There is no denying that this wine is special. But it can hold its own! Take this to your mum for Sunday lunch and she might love you a little but more. Great Spanish wine without tapping into the overdraft!
So I’m sure we have all seen the rags to riches film Enchanted with Drew Barrymore. A little girl losses her dad, falls to rags an evil step mother ruling the roost and bursts back into life to marry her Prince with the help of her Fairy Godmother. Well kind of, Leonardo Di Vinci!
This wine has exactly that, but swap out the evil step mother for a greedy banker, and a Fairy Godmother for loving and supportive friends and family. So here is the fairytale of this wine.
The current owner of this vineyard had inherited by a son after a few years of poor yields and sadly a little neglect due to the poor health of his father. He went to bank to ask for a loan to get the vineyard back to its former glory. The bank said no, and here the Fairy Godmother comes in. After rallying round friends, family and local wine connoisseurs he managed to get a truly remarkable batch of wine to sell and has continued to flourish ever since. Without any assistance for the bank.
The label of this wine says it all. The pig supposedly represents the bankers. There is a certain hand gesture that springs to mind, but enough said!
Lets get to the wine! I was desperate to try this wine after hearing the story. I was so inspired by the tale I really wanted the wine to live up to the hype of the story. Trust me it more than did! A Spanish red wine made from 100% Tempranillo really need to be special. After all its one of the most commonly planted grapes in Spain. Juicy and fruity it does not disappoint. It has a herby nose with some gently minerals on the finish. There is no oak involved here, so it is not mature but rather playful!

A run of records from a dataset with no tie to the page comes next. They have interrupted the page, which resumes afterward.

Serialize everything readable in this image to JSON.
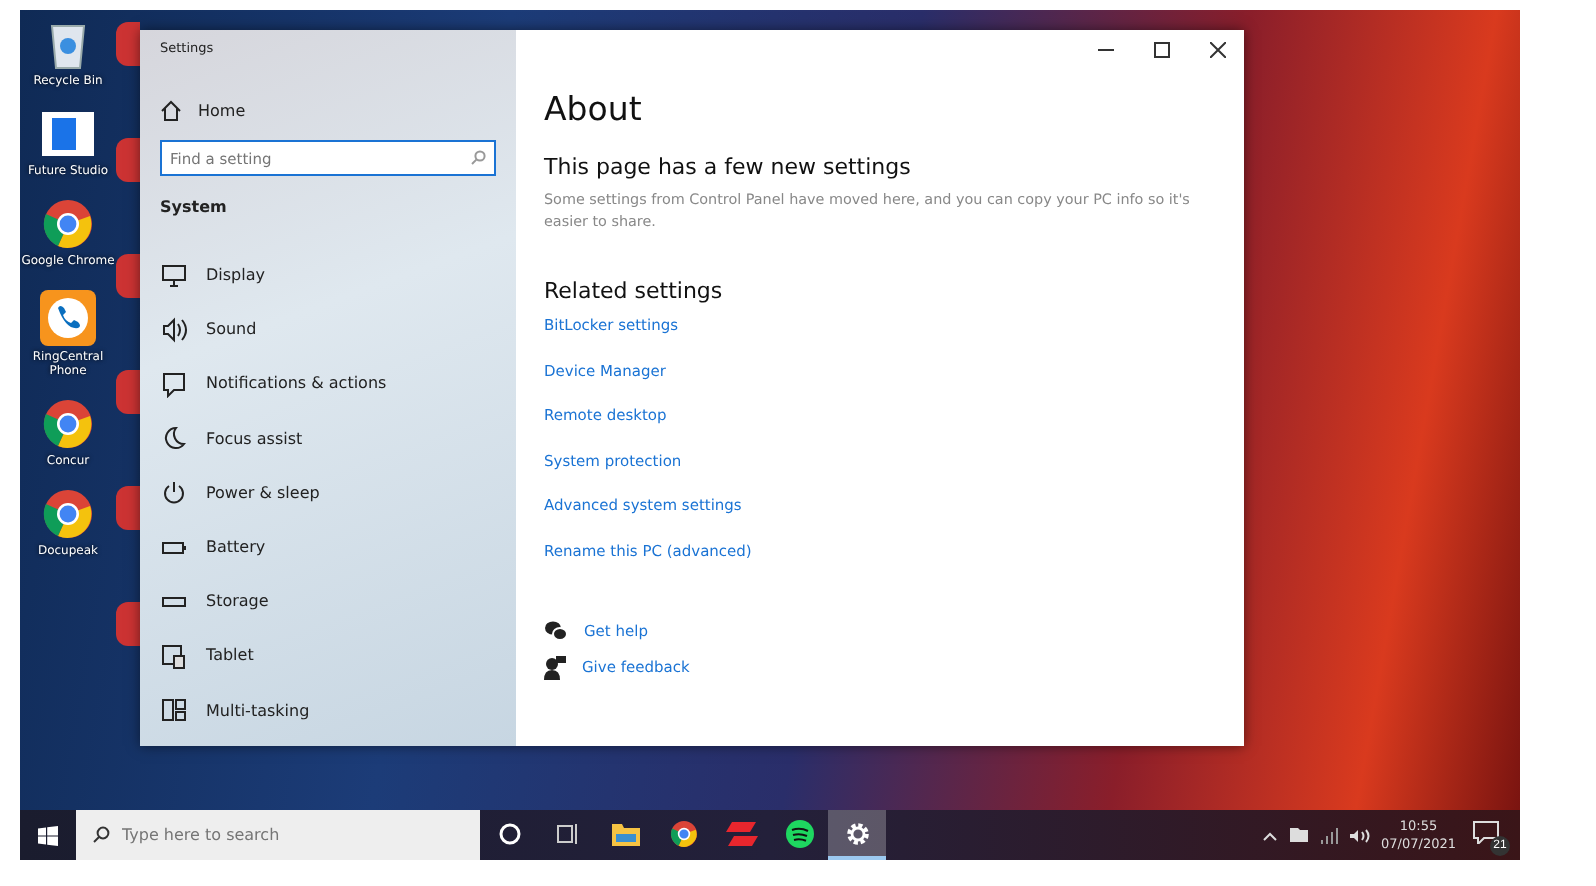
{
  "desktop": {
    "icons": [
      {
        "label": "Recycle Bin",
        "kind": "bin"
      },
      {
        "label": "Future Studio",
        "kind": "window"
      },
      {
        "label": "Google Chrome",
        "kind": "chrome"
      },
      {
        "label": "RingCentral Phone",
        "kind": "phone"
      },
      {
        "label": "Concur",
        "kind": "chrome"
      },
      {
        "label": "Docupeak",
        "kind": "chrome"
      }
    ]
  },
  "settings_window": {
    "title": "Settings",
    "home": "Home",
    "search": {
      "placeholder": "Find a setting"
    },
    "section": "System",
    "nav_items": [
      {
        "label": "Display",
        "kind": "display"
      },
      {
        "label": "Sound",
        "kind": "sound"
      },
      {
        "label": "Notifications & actions",
        "kind": "notifications"
      },
      {
        "label": "Focus assist",
        "kind": "moon"
      },
      {
        "label": "Power & sleep",
        "kind": "power"
      },
      {
        "label": "Battery",
        "kind": "battery"
      },
      {
        "label": "Storage",
        "kind": "storage"
      },
      {
        "label": "Tablet",
        "kind": "tablet"
      },
      {
        "label": "Multi-tasking",
        "kind": "multitasking"
      }
    ],
    "page_title": "About",
    "notice": {
      "heading": "This page has a few new settings",
      "text": "Some settings from Control Panel have moved here, and you can copy your PC info so it's easier to share."
    },
    "related": {
      "heading": "Related settings",
      "links": [
        "BitLocker settings",
        "Device Manager",
        "Remote desktop",
        "System protection",
        "Advanced system settings",
        "Rename this PC (advanced)"
      ]
    },
    "help_links": [
      {
        "label": "Get help",
        "kind": "help"
      },
      {
        "label": "Give feedback",
        "kind": "feedback"
      }
    ]
  },
  "taskbar": {
    "search": {
      "placeholder": "Type here to search"
    },
    "apps": [
      {
        "kind": "cortana",
        "selected": false
      },
      {
        "kind": "taskview",
        "selected": false
      },
      {
        "kind": "explorer",
        "selected": false
      },
      {
        "kind": "chrome",
        "selected": false
      },
      {
        "kind": "redapp",
        "selected": false
      },
      {
        "kind": "spotify",
        "selected": false
      },
      {
        "kind": "settings",
        "selected": true
      }
    ],
    "clock": {
      "time": "10:55",
      "date": "07/07/2021"
    },
    "notifications": {
      "badge": "21"
    }
  }
}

For me this really is the perfect Wednesday Wine, and Tuesday, sometimes Monday and Thursday. Spanish wine shouldn't be just a synonym of Rioja, these 3 organic wines are of great value and this is all this Spanish wine is about. Cheers!!